Kimihiko Oishi, 5:57, 92nd in age (45-49), 70.87%
Herve Megras, 6:56, 229nd in age (45-49), 60.76%
West Side: 110
Urban Athletics: 95
With 2 races dropped:
West Side: 90
Urban Athletics: 71
West Side seems to have an insurmountable lead and the race for 2nd is shaping up to be a real nail biter.
Osvaldo Martinez remains as the top of the participation standings:
Osvaldo Martinez — 6
Gerd Zeibig — 5
David Alm — 3
Stephen Curtis — 3
Mohammed Lahseni — 4
Duncan McVerry — 4
Robert Peszkowski — 3
Thierry Soudee — 3
Peter Brady — 3
Vincent Corso — 2
Larry Go — 3
Brenn Jones — 3
Herve Megras — 3
Cary Segall — 3
Jeremy Shingleton – 3
Eric Lattin — 2
Zebulon Nelessen — 2
Joe O’Leary – 2
Kimihiko Oishi – 2
Brad Weiss – 1
Jacob Cooper — 1
Shane Campbell — 1
Franz Hinojosa — 1
Landry Da Teresa — 1
Eduardo Ribeiro Ferreira – 1
Jeffery Dengate – 1
Jesus Montero — 1
And away from the NYRR universe……
From the west coast, our captain David Alm ran “The Mother of all Relays”. Here are his thoughts on the race:
This was my fourth Hood to Coast, but the team I’m on has been doing it since 2007. Hood to Coast is a 200-mile relay from the top of Mount Hood to the Oregon Coast, via Portland.
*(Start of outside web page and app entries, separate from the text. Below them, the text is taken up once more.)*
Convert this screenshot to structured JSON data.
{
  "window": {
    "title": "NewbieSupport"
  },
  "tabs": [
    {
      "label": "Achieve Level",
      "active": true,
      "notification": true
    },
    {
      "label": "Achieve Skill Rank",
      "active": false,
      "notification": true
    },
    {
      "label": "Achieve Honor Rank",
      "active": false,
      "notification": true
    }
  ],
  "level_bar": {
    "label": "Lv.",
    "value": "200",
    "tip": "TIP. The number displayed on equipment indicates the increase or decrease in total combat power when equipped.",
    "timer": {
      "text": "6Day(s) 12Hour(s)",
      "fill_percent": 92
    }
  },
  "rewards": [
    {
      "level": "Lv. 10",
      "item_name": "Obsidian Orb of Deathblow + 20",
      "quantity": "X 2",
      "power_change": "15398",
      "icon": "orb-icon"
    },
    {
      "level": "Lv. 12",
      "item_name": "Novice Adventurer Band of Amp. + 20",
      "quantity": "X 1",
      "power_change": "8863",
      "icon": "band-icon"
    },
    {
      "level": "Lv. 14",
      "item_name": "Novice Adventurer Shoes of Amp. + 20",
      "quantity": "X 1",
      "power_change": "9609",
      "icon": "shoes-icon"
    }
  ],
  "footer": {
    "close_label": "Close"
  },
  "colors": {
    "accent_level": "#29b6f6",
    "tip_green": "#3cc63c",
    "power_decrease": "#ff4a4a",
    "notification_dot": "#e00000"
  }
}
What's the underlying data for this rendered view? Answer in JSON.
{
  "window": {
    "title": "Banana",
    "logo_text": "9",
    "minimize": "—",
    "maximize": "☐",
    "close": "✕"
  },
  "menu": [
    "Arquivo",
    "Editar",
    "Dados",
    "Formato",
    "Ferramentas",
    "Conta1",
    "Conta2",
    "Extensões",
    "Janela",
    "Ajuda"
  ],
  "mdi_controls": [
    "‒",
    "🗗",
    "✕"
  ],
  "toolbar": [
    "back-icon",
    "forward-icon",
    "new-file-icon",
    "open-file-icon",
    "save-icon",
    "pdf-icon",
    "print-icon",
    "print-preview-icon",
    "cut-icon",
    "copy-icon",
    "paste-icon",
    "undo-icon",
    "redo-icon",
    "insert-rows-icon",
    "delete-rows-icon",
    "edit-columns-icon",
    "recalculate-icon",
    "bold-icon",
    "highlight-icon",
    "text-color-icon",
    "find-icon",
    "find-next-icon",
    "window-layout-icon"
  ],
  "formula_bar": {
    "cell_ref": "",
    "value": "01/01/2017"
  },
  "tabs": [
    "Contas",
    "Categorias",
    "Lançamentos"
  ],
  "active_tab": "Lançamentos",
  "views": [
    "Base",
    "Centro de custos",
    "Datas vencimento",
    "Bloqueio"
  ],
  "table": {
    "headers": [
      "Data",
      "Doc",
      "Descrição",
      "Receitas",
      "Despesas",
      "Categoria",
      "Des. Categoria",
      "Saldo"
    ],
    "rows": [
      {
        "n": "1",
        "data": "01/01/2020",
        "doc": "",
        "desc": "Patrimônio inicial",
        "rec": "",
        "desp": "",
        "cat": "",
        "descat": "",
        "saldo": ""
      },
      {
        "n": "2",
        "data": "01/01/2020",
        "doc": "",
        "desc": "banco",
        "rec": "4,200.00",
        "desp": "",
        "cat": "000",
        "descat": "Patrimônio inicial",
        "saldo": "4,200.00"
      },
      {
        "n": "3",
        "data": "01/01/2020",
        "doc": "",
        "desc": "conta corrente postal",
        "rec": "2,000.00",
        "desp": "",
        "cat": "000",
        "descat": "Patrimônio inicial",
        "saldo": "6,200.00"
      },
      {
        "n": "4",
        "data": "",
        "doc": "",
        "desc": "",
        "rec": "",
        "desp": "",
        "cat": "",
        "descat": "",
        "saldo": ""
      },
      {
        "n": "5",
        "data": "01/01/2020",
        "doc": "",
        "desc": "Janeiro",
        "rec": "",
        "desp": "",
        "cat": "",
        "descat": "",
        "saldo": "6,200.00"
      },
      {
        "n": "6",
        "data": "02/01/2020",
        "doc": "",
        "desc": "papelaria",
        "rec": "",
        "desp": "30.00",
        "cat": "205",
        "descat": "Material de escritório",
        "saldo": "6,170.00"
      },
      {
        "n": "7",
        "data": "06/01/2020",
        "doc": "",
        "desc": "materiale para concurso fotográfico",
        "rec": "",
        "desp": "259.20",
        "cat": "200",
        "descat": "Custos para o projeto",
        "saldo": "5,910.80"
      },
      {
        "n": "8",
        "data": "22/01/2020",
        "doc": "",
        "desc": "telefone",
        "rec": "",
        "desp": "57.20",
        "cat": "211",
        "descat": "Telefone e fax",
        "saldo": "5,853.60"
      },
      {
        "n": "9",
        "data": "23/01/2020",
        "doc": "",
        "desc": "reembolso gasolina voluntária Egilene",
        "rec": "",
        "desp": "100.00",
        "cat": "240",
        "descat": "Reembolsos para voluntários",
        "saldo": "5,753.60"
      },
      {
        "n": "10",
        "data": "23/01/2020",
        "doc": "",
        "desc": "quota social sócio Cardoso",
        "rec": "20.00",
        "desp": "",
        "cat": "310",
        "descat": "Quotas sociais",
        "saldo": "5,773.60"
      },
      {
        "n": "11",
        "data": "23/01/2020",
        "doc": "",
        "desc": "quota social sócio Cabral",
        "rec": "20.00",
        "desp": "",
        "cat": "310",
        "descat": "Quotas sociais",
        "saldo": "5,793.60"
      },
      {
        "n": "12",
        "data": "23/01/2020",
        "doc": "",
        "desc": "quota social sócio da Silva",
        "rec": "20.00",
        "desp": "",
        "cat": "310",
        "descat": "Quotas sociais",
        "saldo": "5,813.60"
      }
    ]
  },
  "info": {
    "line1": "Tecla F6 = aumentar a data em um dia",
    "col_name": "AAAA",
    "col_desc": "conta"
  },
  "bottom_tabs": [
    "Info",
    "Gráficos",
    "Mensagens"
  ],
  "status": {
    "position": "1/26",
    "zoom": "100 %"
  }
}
There are 12 people in two vans that basically play leapfrog with each other every six legs, and each runner does three legs, getting several hours’ rest between each one. We finished fourth in the mixed open division (half men, half women) after winning the division the previous three years, so that was a little disappointing. We were 26 minutes behind first place, which over 200 miles isn’t that much, with a time of 21:47 (6:35 average pace for the team). My own legs ranged from 5:40 for the first leg up to 6:55 for the last one — it’s tough to run hard when you’ve been cooped up in a van all night. We started at 2pm and finished just before noon the next day. It’s fun to race against other New Yorkers way out west — this year I passed a woman from the Whippets I know in the first leg — and it’s always good to see old friends from CPTC, like the Hyneses (Patrick and Katie) and Felice Kelly. They’re all still running very well. Now I’m just looking forward to toeing the line in the Bronx with all of you on a legit night’s sleep.
Let’s see if we can make it two in a row! Onward to da Bronx boys!